Dr. Mark Abramowicz is president of The Medical Letter, a nonprofit publication that provides unbiased, rigorous drug evaluations for physicians, pharmacists, libraries, hospitals and teaching institutions.Before joining the editorial staff of The Medical Letter, Abramowicz was a member of the Pediatrics Department at the Albert Einstein College of Medicine. Abramowicz contributed this article to Live Science’s Expert Voices: Op-Ed & Insights.
Drug prices are in the headlines: inflated costs of life-saving EpiPens, the many thousands of dollars for drugs that can cure hepatitis C, and hundreds of thousands to save children with rare diseases such as lysosomal acid lipase deficiency — a life-threatening genetic disease in which an enzyme that breaks down certain lipids doesn’t work properly, leading those lipids to accumulate and affect the functioning of organs and growth in general.
There are two simple reasons for these high costs: a lack of generic-drug competition, and pharmaceutical companies’ success in marketing their brand-name drugs.
Yet one of the most effective classes of drugs — statins, which treat the leading cause of death in the U.S. — are hardly mentioned in pharmaceutical advertising. What’s more, there are generic versions of these drugs that cost much less, and yet you won’t see them in commercials. You also won’t see them in as many medicine cabinets as you might expect. That’s because many doctors prescribe the brand names and many people don’t know that the generic versions are just as good.
Why is that? The generic versions of statins just don’t cost enough to support an advertising budget. But here’s what every consumer should know about them.
Heart disease remains the leading cause of death in the United States, according to the National Center for Health Statistics. In addition to the drug-free methods that have been shown to reduce the risk of heart disease and cardiovascular-related deaths — including low-fat diets, low-carb diets, stress tests, angiograms (an X-ray test that shows blood flow in a vein or artery), angioplasties (repairing blood vessels), coronary bypasses and heart transplants — there are also a litany of cardiovascular drugs to treat heart disease.

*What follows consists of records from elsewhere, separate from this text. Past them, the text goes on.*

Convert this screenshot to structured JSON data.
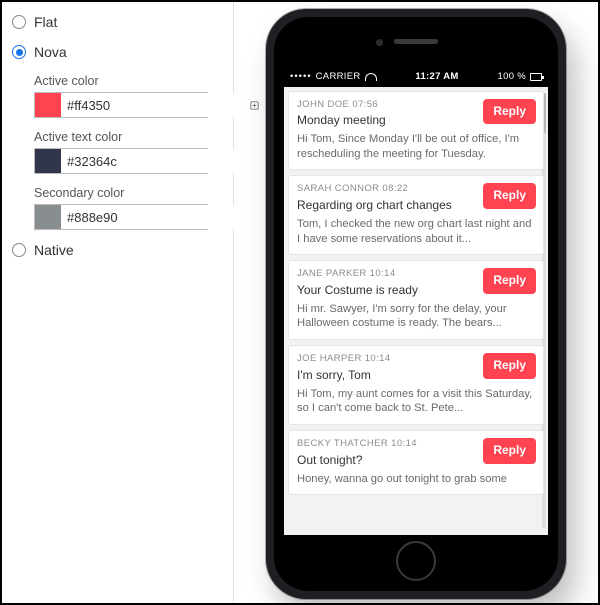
{
  "themes": {
    "flat_label": "Flat",
    "nova_label": "Nova",
    "native_label": "Native",
    "selected": "nova"
  },
  "nova": {
    "active_color_label": "Active color",
    "active_color_value": "#ff4350",
    "active_text_label": "Active text color",
    "active_text_value": "#32364c",
    "secondary_label": "Secondary color",
    "secondary_value": "#888e90"
  },
  "status_bar": {
    "carrier": "CARRIER",
    "time": "11:27 AM",
    "battery": "100 %"
  },
  "reply_label": "Reply",
  "messages": [
    {
      "sender": "JOHN DOE",
      "time": "07:56",
      "subject": "Monday meeting",
      "body": "Hi Tom, Since Monday I'll be out of office, I'm rescheduling the meeting for Tuesday."
    },
    {
      "sender": "SARAH CONNOR",
      "time": "08:22",
      "subject": "Regarding org chart changes",
      "body": "Tom, I checked the new org chart last night and I have some reservations about it..."
    },
    {
      "sender": "JANE PARKER",
      "time": "10:14",
      "subject": "Your Costume is ready",
      "body": "Hi mr. Sawyer, I'm sorry for the delay, your Halloween costume is ready. The bears..."
    },
    {
      "sender": "JOE HARPER",
      "time": "10:14",
      "subject": "I'm sorry, Tom",
      "body": "Hi Tom, my aunt comes for a visit this Saturday, so I can't come back to St. Pete..."
    },
    {
      "sender": "BECKY THATCHER",
      "time": "10:14",
      "subject": "Out tonight?",
      "body": "Honey, wanna go out tonight to grab some"
    }
  ]
}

For many years, there has been general agreement in the medical community that statins (also called HMG-CoA reductase inhibitors) can decrease the incidence of heart attacks and death in patients with atherosclerotic cardiovascular disease, in which plaque — a semi-hardened accumulation of substances made up of fat and cholesterol — builds up inside the arteries, as well as for patients without heart disease who have risk factors such as high blood cholesterol levels or diabetes.
All drugs have side effects, but in controlled trials, statins have been shown to have very few side effects, and the number of heart attacks and strokes they have prevented is substantial. In a study published earlier this year in The New England Journal of Medicine, researchersexamined the effect of a statin or a placebo on more than 12,000 men over age 55 and women over age 65 in 21 countries. These study participants did not have cardiovascular disease, and their annual risk of a major “cardiovascular event,” such as a heart attack or stroke, was calculated to be about 1 percent.

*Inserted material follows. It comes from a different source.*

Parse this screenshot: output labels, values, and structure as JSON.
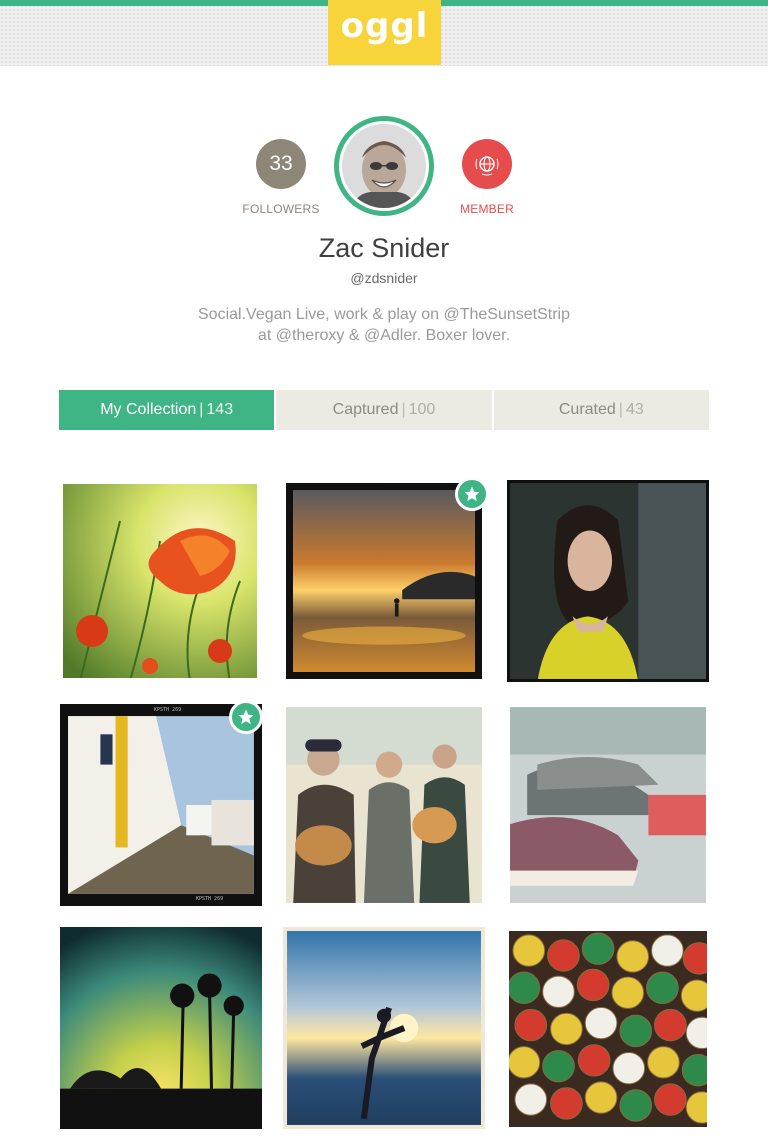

After a median follow-up of 5.6 years, the people who had taken a statin had a 25 percent lower chance of dying due to cardiovascular causes or having a nonfatal heart attack or stroke compared with the people who had not taken the statin, the study found.
No drug class has a comparable impact on cardiovascular disease, yet statins are one class of drugs that pharmaceutical companies seem to downplay. They exaggerate the benefits and safety of many drugs, but not statins.
Is cost the problem?
All of the statins marketed in the United States (atorvastatin, fluvastatin, lovastatin, pravastatin, rosuvastatin and simvastatin), with one exception (pitavastatin), are available as generics. But many physicians still shy away from generics, perhaps because they feel more comfortable with brand names that they have customarily prescribed or perhaps because of the persuasiveness of the pharmaceutical industry.
For instance, Collette Dejong of the University of California, San Francisco School of Medicine and colleagues found that industry-sponsored meals were linked to an increased rate of prescribing the brand-name medication, including statins, that was being promoted, though they couldn’t establish that one caused the other in the study, published in August 2016 in the medical journal JAMA.
If doctors aren’t making the change, it will have to come from consumers. The next time you see an advertisement on television for a new anti-cancer drug that extends life by a month or two and costs hundreds of thousands of dollars (which the commercial probably will not mention), think about why we never see ads for the underused generic statins that can extend healthy lives by decades for just a few dollars a month.
So, the next time your doctor gives you a new prescription for a brand-name medication, be sure to ask if a generic equivalent is available.